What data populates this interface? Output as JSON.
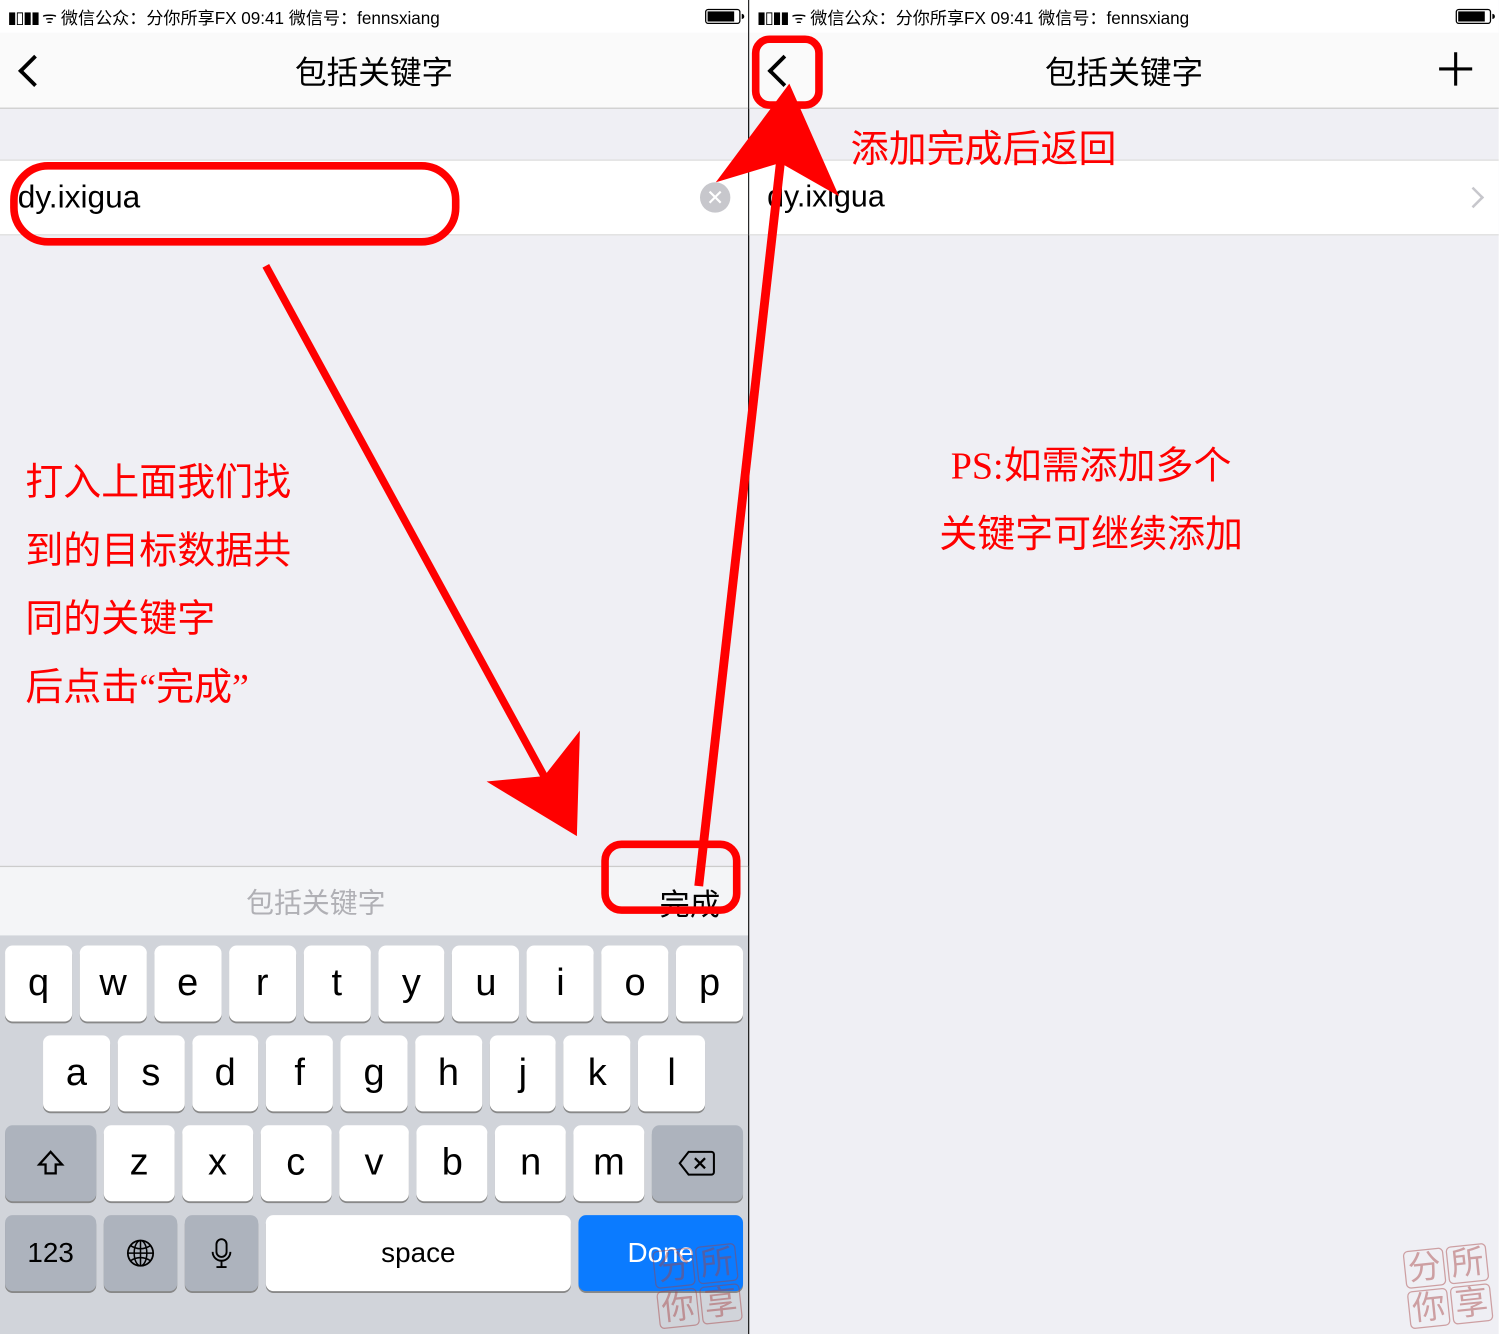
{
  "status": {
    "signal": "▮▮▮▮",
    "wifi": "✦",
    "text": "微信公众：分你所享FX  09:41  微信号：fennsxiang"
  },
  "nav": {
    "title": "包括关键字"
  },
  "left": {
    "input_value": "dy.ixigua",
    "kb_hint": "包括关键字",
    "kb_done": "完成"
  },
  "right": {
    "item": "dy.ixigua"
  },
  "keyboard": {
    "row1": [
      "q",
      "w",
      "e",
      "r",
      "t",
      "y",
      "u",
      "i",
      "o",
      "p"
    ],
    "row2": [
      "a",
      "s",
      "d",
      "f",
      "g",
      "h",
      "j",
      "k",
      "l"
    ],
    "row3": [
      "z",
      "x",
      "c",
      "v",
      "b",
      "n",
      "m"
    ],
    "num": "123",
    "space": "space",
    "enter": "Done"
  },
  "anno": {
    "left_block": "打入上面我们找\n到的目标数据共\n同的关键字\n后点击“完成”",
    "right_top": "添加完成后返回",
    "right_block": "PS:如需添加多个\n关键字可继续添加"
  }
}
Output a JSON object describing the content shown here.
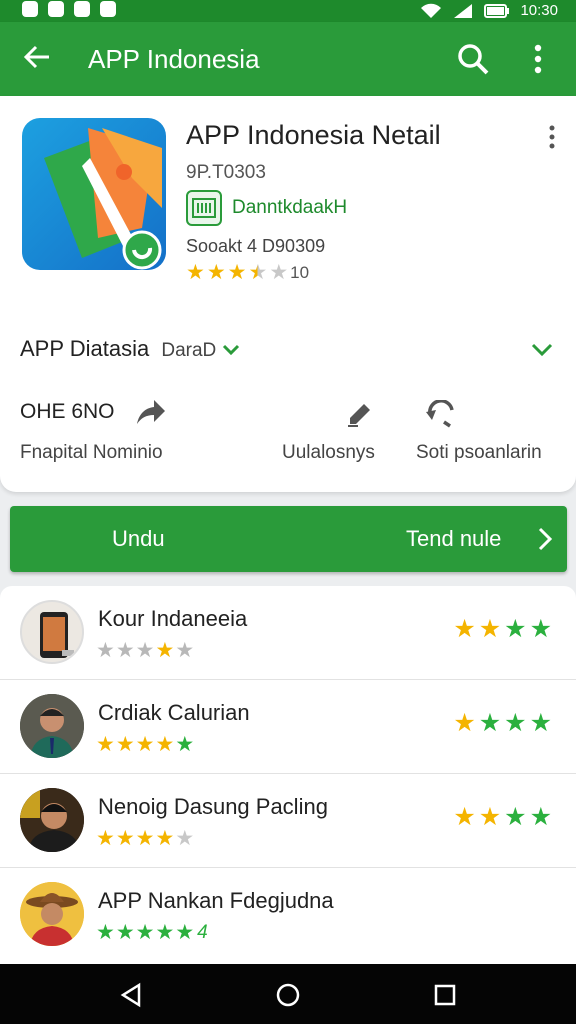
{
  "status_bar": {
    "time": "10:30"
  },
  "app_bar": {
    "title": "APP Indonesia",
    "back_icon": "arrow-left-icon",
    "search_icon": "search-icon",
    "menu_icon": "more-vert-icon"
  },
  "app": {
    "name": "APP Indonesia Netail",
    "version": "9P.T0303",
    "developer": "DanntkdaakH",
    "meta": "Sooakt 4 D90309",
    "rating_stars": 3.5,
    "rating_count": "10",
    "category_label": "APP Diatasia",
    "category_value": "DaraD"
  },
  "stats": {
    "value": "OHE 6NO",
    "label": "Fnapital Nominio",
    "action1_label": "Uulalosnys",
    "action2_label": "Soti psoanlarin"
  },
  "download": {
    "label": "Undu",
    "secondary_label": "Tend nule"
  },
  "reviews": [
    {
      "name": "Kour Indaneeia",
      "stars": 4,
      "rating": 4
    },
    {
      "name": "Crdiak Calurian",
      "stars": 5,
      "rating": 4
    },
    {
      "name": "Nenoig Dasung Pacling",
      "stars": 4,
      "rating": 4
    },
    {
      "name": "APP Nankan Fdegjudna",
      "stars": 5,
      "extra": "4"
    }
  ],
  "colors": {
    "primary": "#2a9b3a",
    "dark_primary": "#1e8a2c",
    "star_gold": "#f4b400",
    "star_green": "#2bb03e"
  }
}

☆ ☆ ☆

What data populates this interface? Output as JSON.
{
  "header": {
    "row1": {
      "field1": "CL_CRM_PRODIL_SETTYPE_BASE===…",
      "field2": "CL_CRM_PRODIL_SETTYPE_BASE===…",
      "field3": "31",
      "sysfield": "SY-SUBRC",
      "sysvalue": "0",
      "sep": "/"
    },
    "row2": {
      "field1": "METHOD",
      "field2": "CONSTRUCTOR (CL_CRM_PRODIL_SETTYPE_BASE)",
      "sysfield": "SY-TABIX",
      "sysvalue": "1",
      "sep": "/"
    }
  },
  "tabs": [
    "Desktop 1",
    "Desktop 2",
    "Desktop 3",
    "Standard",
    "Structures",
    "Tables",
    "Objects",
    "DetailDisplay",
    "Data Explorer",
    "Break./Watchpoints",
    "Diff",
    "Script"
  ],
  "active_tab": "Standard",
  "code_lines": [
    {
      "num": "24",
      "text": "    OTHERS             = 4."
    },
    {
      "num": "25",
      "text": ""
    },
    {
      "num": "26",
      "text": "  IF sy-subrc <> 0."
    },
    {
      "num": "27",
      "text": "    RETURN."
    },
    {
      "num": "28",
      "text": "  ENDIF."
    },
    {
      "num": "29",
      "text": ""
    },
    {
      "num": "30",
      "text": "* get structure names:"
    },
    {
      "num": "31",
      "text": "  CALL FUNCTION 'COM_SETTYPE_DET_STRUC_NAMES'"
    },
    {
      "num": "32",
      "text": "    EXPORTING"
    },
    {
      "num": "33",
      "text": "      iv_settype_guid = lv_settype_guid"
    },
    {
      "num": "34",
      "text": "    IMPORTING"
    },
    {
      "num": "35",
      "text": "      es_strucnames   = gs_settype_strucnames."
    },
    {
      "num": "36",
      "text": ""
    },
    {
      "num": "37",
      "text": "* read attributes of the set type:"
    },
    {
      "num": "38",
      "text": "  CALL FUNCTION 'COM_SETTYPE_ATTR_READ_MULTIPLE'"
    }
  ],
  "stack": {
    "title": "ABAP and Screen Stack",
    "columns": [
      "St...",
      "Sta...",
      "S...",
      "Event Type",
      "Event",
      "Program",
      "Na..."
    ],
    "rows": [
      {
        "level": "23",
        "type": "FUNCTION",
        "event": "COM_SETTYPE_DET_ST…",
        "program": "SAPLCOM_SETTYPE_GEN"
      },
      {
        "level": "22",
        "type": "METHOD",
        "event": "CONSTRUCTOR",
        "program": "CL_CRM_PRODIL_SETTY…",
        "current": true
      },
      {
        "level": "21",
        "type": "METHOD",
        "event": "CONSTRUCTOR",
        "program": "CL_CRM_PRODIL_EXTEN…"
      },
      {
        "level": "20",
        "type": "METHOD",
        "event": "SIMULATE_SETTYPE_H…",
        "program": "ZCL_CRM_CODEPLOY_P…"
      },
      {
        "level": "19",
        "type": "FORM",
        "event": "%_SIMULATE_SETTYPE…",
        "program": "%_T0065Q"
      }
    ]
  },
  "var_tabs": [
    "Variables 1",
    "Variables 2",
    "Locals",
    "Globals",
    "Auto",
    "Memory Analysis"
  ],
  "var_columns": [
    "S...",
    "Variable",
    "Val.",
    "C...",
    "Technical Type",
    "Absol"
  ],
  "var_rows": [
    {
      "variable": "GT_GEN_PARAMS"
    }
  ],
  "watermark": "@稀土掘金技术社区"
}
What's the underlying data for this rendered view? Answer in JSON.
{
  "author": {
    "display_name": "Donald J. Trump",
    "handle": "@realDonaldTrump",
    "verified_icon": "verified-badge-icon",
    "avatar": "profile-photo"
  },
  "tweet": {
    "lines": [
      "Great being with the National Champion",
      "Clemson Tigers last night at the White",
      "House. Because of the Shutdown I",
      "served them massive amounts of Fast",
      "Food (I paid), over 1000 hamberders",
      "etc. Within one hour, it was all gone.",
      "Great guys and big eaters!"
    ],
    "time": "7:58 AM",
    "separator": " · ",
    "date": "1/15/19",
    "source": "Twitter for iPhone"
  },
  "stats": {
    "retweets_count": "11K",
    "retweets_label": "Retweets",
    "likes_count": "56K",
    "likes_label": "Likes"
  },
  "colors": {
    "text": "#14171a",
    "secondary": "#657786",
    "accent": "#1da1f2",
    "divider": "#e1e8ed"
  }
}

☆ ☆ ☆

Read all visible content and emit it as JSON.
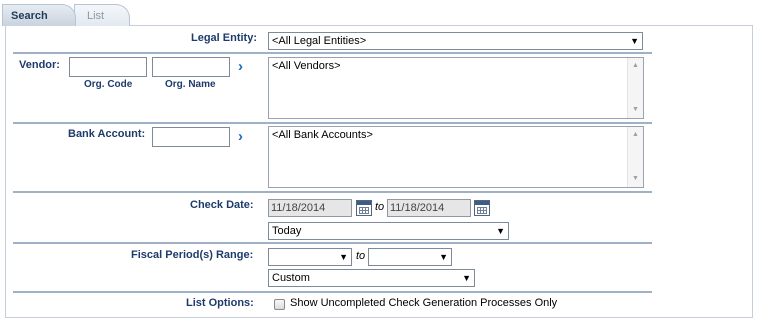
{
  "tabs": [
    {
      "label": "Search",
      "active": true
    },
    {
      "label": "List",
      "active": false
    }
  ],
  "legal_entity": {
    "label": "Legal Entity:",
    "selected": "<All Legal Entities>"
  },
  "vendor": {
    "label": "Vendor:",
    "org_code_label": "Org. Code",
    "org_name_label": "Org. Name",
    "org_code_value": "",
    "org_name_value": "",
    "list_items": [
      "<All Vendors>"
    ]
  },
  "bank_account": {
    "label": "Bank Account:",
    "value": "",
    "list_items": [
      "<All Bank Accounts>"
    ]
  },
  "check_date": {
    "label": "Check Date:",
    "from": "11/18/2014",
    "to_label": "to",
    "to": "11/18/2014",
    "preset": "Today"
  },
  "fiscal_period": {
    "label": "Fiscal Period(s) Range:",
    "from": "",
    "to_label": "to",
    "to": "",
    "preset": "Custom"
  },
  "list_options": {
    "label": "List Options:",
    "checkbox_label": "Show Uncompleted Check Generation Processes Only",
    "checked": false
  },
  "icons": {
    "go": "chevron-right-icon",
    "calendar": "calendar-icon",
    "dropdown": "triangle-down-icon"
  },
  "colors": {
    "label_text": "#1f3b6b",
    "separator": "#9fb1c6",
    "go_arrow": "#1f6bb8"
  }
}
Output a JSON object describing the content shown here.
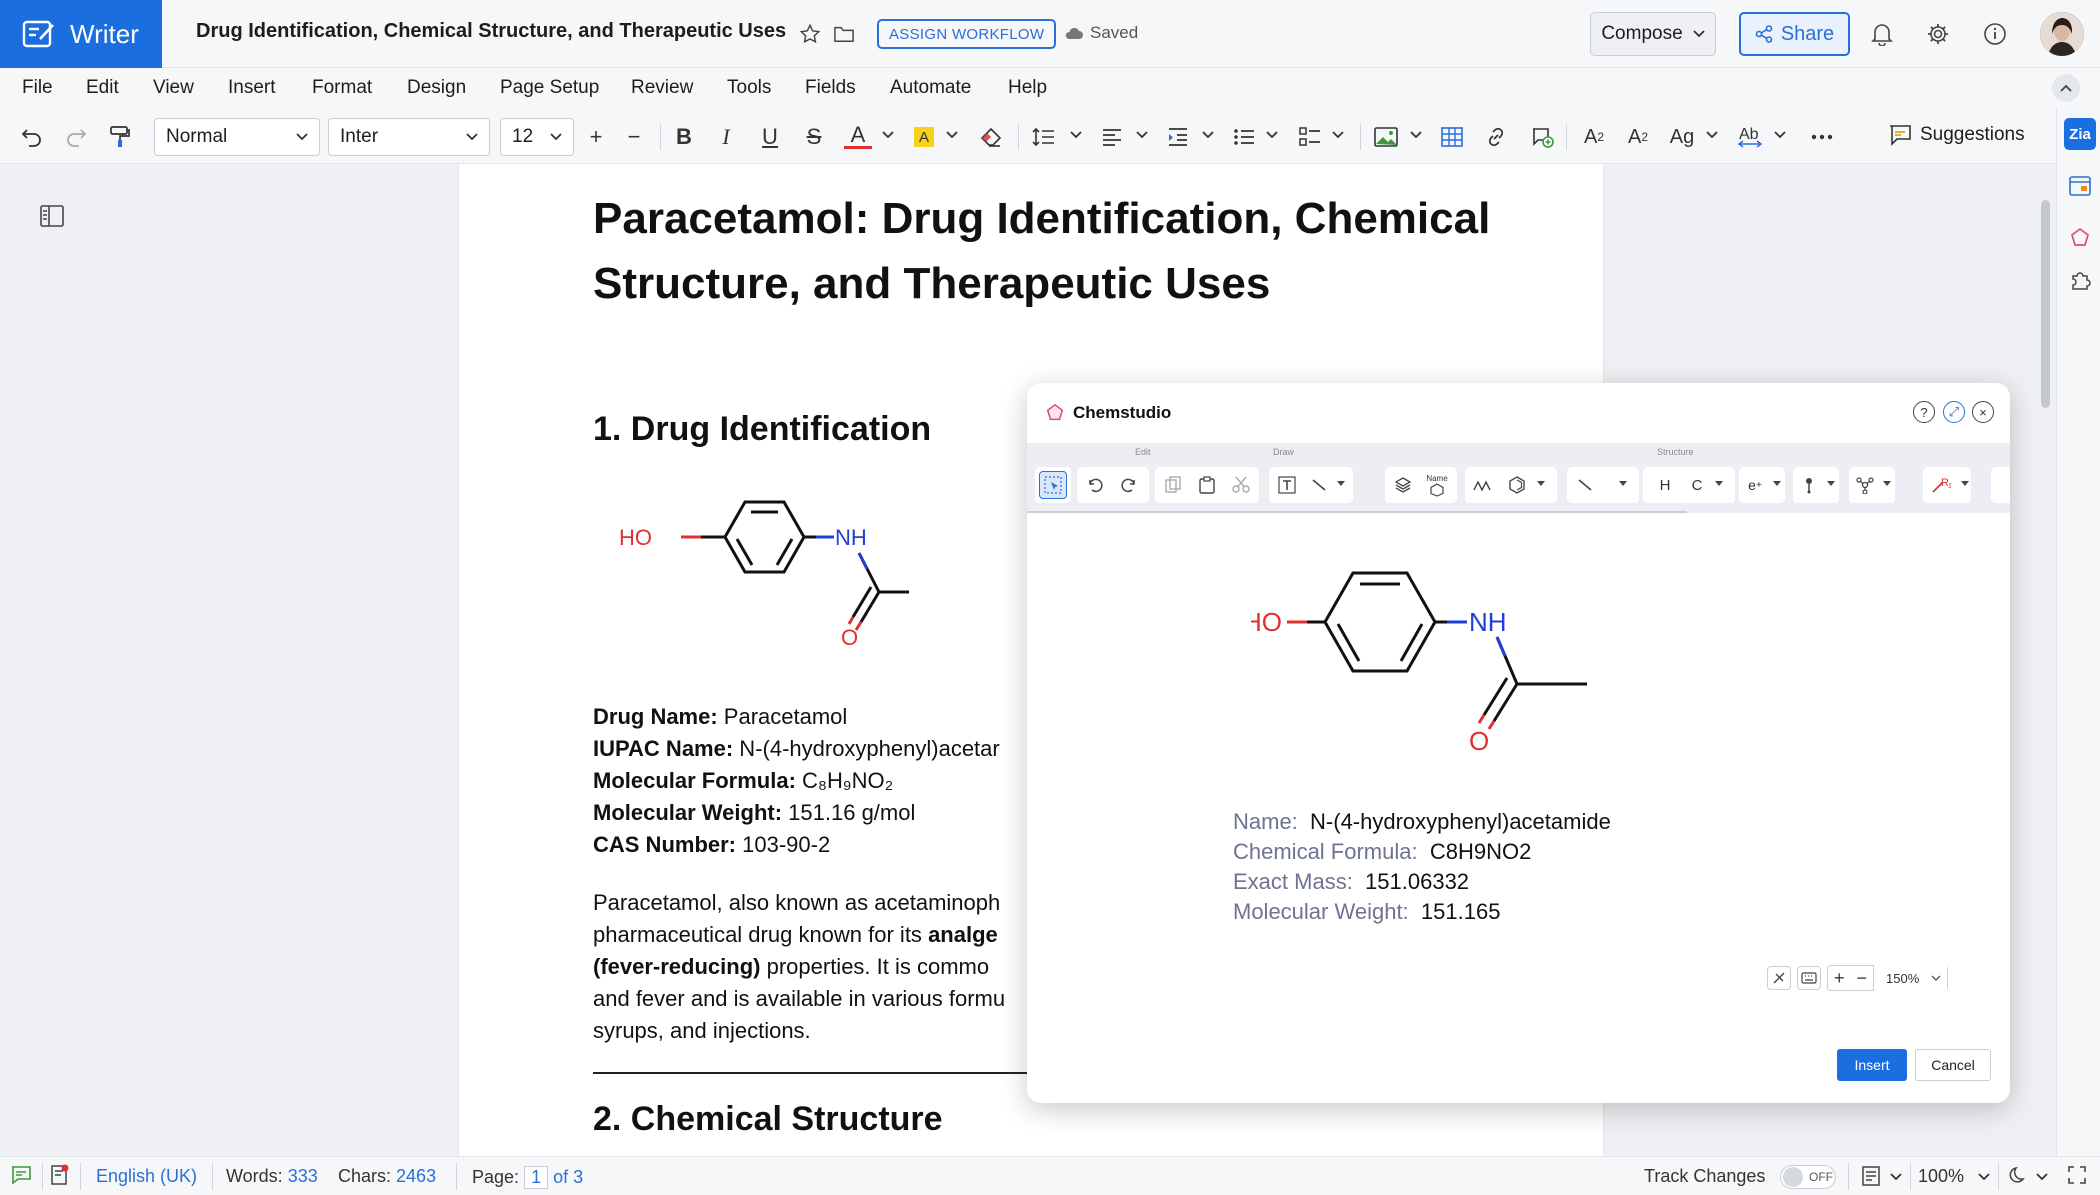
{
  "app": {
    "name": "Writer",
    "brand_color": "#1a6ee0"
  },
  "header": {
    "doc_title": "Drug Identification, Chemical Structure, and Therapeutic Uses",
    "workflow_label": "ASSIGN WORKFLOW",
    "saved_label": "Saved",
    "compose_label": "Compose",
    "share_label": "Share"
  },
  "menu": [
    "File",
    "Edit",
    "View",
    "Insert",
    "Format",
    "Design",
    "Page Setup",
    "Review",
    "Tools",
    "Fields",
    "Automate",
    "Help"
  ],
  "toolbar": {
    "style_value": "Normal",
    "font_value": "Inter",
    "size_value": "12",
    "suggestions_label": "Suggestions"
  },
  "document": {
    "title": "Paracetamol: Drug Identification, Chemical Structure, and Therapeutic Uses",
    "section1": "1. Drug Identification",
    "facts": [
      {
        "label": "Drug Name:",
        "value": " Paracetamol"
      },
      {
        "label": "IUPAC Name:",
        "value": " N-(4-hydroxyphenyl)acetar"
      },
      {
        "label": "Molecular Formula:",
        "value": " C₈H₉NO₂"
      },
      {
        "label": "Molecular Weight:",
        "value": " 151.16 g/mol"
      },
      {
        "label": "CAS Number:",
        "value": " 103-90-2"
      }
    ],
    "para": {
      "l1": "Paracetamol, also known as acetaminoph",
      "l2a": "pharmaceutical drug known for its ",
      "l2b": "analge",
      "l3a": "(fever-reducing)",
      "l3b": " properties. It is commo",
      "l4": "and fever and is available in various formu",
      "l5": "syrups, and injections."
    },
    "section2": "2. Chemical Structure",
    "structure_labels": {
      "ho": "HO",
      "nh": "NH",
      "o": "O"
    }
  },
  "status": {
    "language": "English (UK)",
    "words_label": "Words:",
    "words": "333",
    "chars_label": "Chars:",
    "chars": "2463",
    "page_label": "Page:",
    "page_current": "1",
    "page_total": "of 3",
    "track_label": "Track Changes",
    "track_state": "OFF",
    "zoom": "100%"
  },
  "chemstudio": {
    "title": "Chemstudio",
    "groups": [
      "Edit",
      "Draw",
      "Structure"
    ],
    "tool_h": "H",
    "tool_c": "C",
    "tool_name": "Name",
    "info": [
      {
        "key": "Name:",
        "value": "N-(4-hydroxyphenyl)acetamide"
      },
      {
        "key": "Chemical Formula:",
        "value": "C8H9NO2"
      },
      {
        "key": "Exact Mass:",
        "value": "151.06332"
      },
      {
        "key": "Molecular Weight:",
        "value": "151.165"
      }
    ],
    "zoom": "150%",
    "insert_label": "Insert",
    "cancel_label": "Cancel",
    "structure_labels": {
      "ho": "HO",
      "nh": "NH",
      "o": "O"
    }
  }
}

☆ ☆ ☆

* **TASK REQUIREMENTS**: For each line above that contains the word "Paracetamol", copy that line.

* **OUTPUT FOR THIS TASK**:
    "title": "Paracetamol: Drug Identification, Chemical Structure, and Therapeutic Uses",
        "value": " Paracetamol"
      "l1": "Paracetamol, also known as acetaminoph",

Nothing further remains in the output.